More Than 20,000 DWI Cases In New Jersey Closer To Being Thrown Out
After a state trooper was charged with mishandling alcohol breath testing devices, more than 20,000 DWI cases in New Jersey are closer to being appealed or dismissed.
People who were charged with DWI between 2008 and 2016 are being informed by county prosecutors that their cases are under review. Letters were issued to more than 20,000 DWI suspects in Somerset, Monmouth, Middlesex, Ocean, and Union counties, informing them about the scandal involving State Police Sgt. Marc Dennis.
Dennis was charged with second-degree official misconduct originally, along with third-degree tampering with public records as well as fourth-degree falsifying records. Apart from these, he was also facing a serious charge of official misconduct which was dropped earlier this year.
Despite all the charges, Dennis has denied any wrongdoing.
What Got the Ball Rolling
The upheaval started last year when an Ocean County woman filed a potential class-action lawsuit in the state which brought more than 20,000 DWI cases under question. All these cases were tied to Dennis.
The cases included the case of the woman who filed the class-action lawsuit. It was found that her BAC was just a point above the legal limit. As a result of Dennis’s alleged botching of the process, courts are now working on what should be done with the 20,000 DWI cases that are under question. Litigation for the class-action lawsuit is on hold.
A retired Superior Court judge was appointed earlier this year by the state Supreme Court to review if any DWI cases could potentially be dismissed for being linked to any devices calibrated by Dennis.

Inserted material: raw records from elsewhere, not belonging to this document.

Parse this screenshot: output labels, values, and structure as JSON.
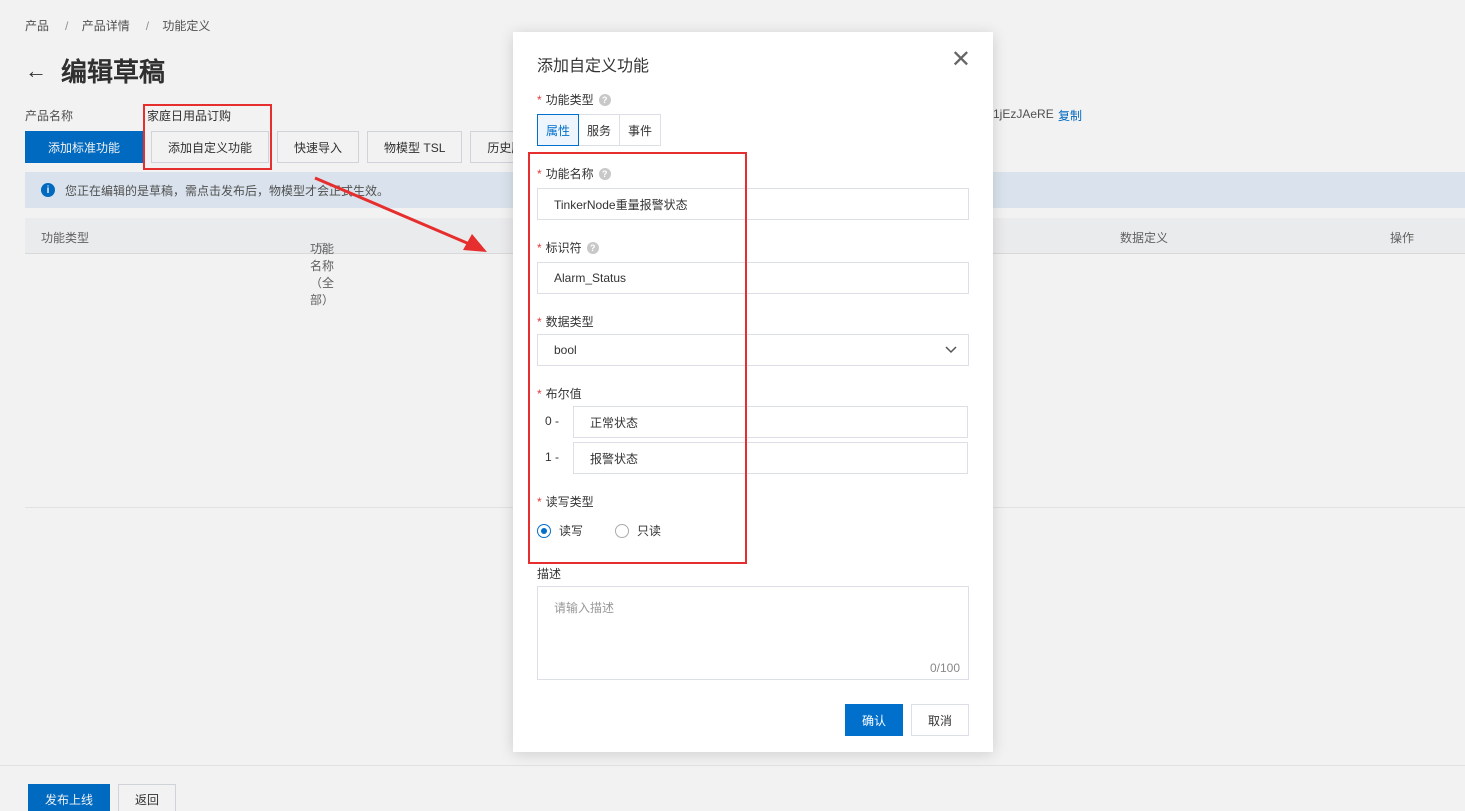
{
  "breadcrumb": [
    "产品",
    "产品详情",
    "功能定义"
  ],
  "page": {
    "title": "编辑草稿",
    "product_label": "产品名称",
    "product_value": "家庭日用品订购",
    "productkey_partial": "1jEzJAeRE",
    "copy_label": "复制"
  },
  "toolbar": {
    "add_standard": "添加标准功能",
    "add_custom": "添加自定义功能",
    "quick_import": "快速导入",
    "tsl": "物模型 TSL",
    "history": "历史版"
  },
  "notice": {
    "icon": "info-icon",
    "text": "您正在编辑的是草稿，需点击发布后，物模型才会正式生效。"
  },
  "table": {
    "headers": [
      "功能类型",
      "功能名称（全部）",
      "数据定义",
      "操作"
    ]
  },
  "footer": {
    "publish": "发布上线",
    "back": "返回"
  },
  "modal": {
    "title": "添加自定义功能",
    "feature_type_label": "功能类型",
    "feature_types": [
      "属性",
      "服务",
      "事件"
    ],
    "feature_type_selected": "属性",
    "name_label": "功能名称",
    "name_value": "TinkerNode重量报警状态",
    "identifier_label": "标识符",
    "identifier_value": "Alarm_Status",
    "datatype_label": "数据类型",
    "datatype_value": "bool",
    "bool_label": "布尔值",
    "bool_0_prefix": "0 -",
    "bool_0_value": "正常状态",
    "bool_1_prefix": "1 -",
    "bool_1_value": "报警状态",
    "rw_label": "读写类型",
    "rw_options": [
      "读写",
      "只读"
    ],
    "rw_selected": "读写",
    "desc_label": "描述",
    "desc_placeholder": "请输入描述",
    "desc_counter": "0/100",
    "confirm": "确认",
    "cancel": "取消"
  },
  "colors": {
    "primary": "#0070cc",
    "annotation": "#e62e2e",
    "required": "#e4393c"
  }
}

In 2008, the state Supreme Court ruled that breathalyzer results are admissible scientific evidence, as long as procedures are followed by the police to ensure that the devices are calibrated and take accurate readings.

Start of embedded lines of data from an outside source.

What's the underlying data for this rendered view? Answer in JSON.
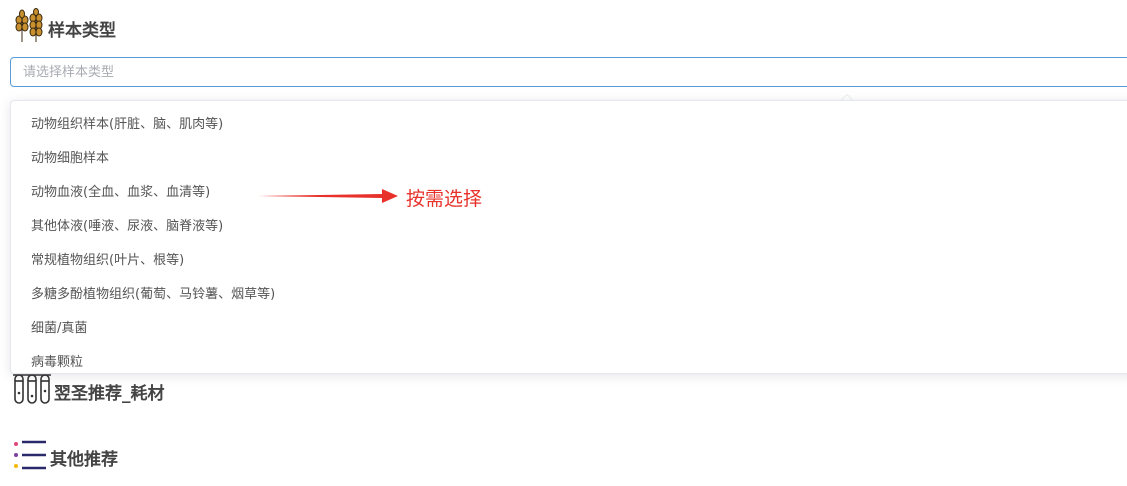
{
  "sections": {
    "sample_type": {
      "title": "样本类型",
      "icon": "wheat-icon"
    },
    "consumables": {
      "title": "翌圣推荐_耗材",
      "icon": "test-tubes-icon"
    },
    "other": {
      "title": "其他推荐",
      "icon": "list-icon"
    }
  },
  "select": {
    "placeholder": "请选择样本类型",
    "value": ""
  },
  "dropdown": {
    "options": [
      "动物组织样本(肝脏、脑、肌肉等)",
      "动物细胞样本",
      "动物血液(全血、血浆、血清等)",
      "其他体液(唾液、尿液、脑脊液等)",
      "常规植物组织(叶片、根等)",
      "多糖多酚植物组织(葡萄、马铃薯、烟草等)",
      "细菌/真菌",
      "病毒颗粒"
    ]
  },
  "annotation": {
    "text": "按需选择",
    "color": "#e8312a"
  },
  "colors": {
    "input_border": "#5b9bd5",
    "wheat": "#c8902e",
    "list_accent": "#e0457b"
  }
}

Moreover, the most recent calibration report for the device and credentials of the coordinator who performed the test have to be entered as evidence along with the BAC reading.
The breath tests are not the only forensic evidence being called into question in the state. A forensic scientist with the State Police North Regional Laboratory was charged with falsely reporting marijuana results last year. The charges faced by the scientist were that he hadn’t actually tested the results.
The Scope of the Issue
A special judge was appointed by the state Supreme Court to review these drug cases as well.
The Somerset County Prosecutor’s Office issued a letter this month to individuals facing DWI charges, which advised them to contact an attorney if they believed they are suffering any adverse consequences as a result of their DWI conviction.
News Source: www.NJ1015.com